Paying for Troll-free websites would only encourage the growth of underground bot-based black trolling markets to "encourage" people to pay for a more troll-free experience...
Slashdot videos: Now with more Slashdot!
I would happen to be waiting for the Subway one day when I noticed that the platform level information display was stuck in an infinite reboot loop (looked like a hardware failure)...
But I was pleased to see the DEBIAN splash screen on the display!! ^_^
Based on what I've been reading, the dragnet collection system collects as much as it can - and then sorts it out later.
So I would argue that some Congressional conversations have been swept into the Big Brother, weather intentional or not.
You're right - they have "commodified" the reference, turning it into a "like" and a "+1" with seriously debased value.
Too bad the emphasis in social networks has been placed on creating quantity of content, and not content with quality and substance...
Or does that joke make more sense with s/Coca-Cola/Pepsi/g ?? ^_^
I agree 100%: the greatest harm that could have possibly come about from this mess is not the truth that we have no privacy left, but the mistrust this generates in the spirit of keeping the Internet "Free" and "Open" as a world wide network of computers that enable the free exchange of information and ideas.
Things like the "The Great Firewall of China" will become more and more common - because this event completely validates the fears that these firewalls and countermeasures were designed to address.
Pretty soon getting your data in or out of a country is going to be even more encumbered that trying to clear airport security to get in and out of that country as a human being!
Unfortunately human nature & greed drive the need to control - I fear that all we can do now is prevent matters from getting any worse, but the damage has already been done IMHO...
Don't you ever wonder where the replacement devices come from when you head into the store for AppleCare and they hand you a new [to you] device??
I accept your rebuttal - but I'm still waiting for a citation that maps what you are describing to what is actually happen in the article.
And all of your suggestions are great - but none of them actually appear in Internet.org's manifesto.
Unless Internet.org plans to send computers pre-configured for text-2-voice to third world countries - those illiterate children would once again be faced with the burden of reading instructions to figure out how to set that up. It's a simple chicken & egg problem.
To quote an Episode of Archer regarding philanthropies:
“Nourish A Child, Shoe A Child, Bespectacled a Child, One Laptop Per Child Soldierwhich unfortunately became one thousand laptops per warlord.”
These people we're talking about might be 150 miles from the nearest library with a full set of encyclopedias; for that matter, they might not even know how to read.
So they can't read books at a library, but they can read printed text on the Internet - THAT REALLY IS AN AMAZING BENEFIT AFTER ALL!! ^_^
The idea sounds noble, but I have to wonder if free internet access is really the "greatest good" that we could be doing for these people in 2nd or 3rd worlds??
Shore, the North Americas are tapped out in terms of new social media growth - we accept that fact.
So let's tap into a previously un-tapped world of extremely poor people in under privileged parts of the world - Genius!
But when these people likely don't have basics like clean drinking water and food - is a crippling social media addiction really going to benefit them so the FB stock price can rise a few cents??
Support your local open source project: http://freecode.com/projects/fuckthensa
from their website:
"FuckTheNSA is a binary-to-text encoding and decoding tool.
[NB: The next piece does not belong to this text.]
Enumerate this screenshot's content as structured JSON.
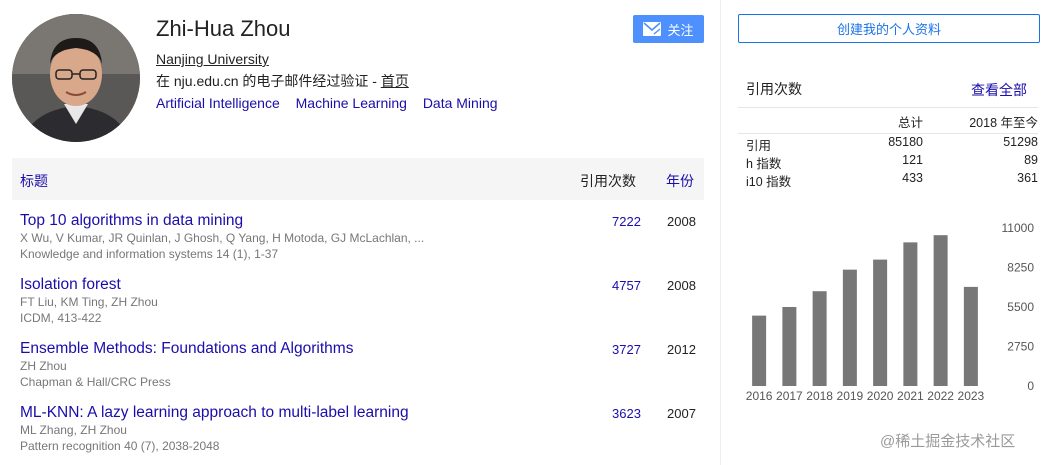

The encoded data is an ASCII-string, 8 times bigger than the source data, and consists purely of anti-NSA profanity. It encodes any 8-bit byte sequences."
Sooooo much funnier too.
'Not designed to be government-proof'
Apple has disclosed little about how iMessage works, but a partial analysis sheds some light on the protocol. Matthew Green, a cryptographer and research professor at Johns Hopkins University, wrote last summer that because iMessage has "lots of moving parts," there are plenty of places where things could go wrong. Green said that Apple "may be able to substantially undercut the security of the protocol" -- by, perhaps, taking advantage of its position during the creation of the secure channel to copy a duplicate set of messages for law enforcement.
I guess we'll just have to read the message over their shoulder while they're typing it on the public subway - HA, encryption deciphered! #OldSkewlSocialHack ^_^
If you thought the last round of pointless patent lawsuits was fun to watch... just wait, the best has yet to come surrounding the definition of a "time keeping device that is fastened to the wearer's wrist". ^_^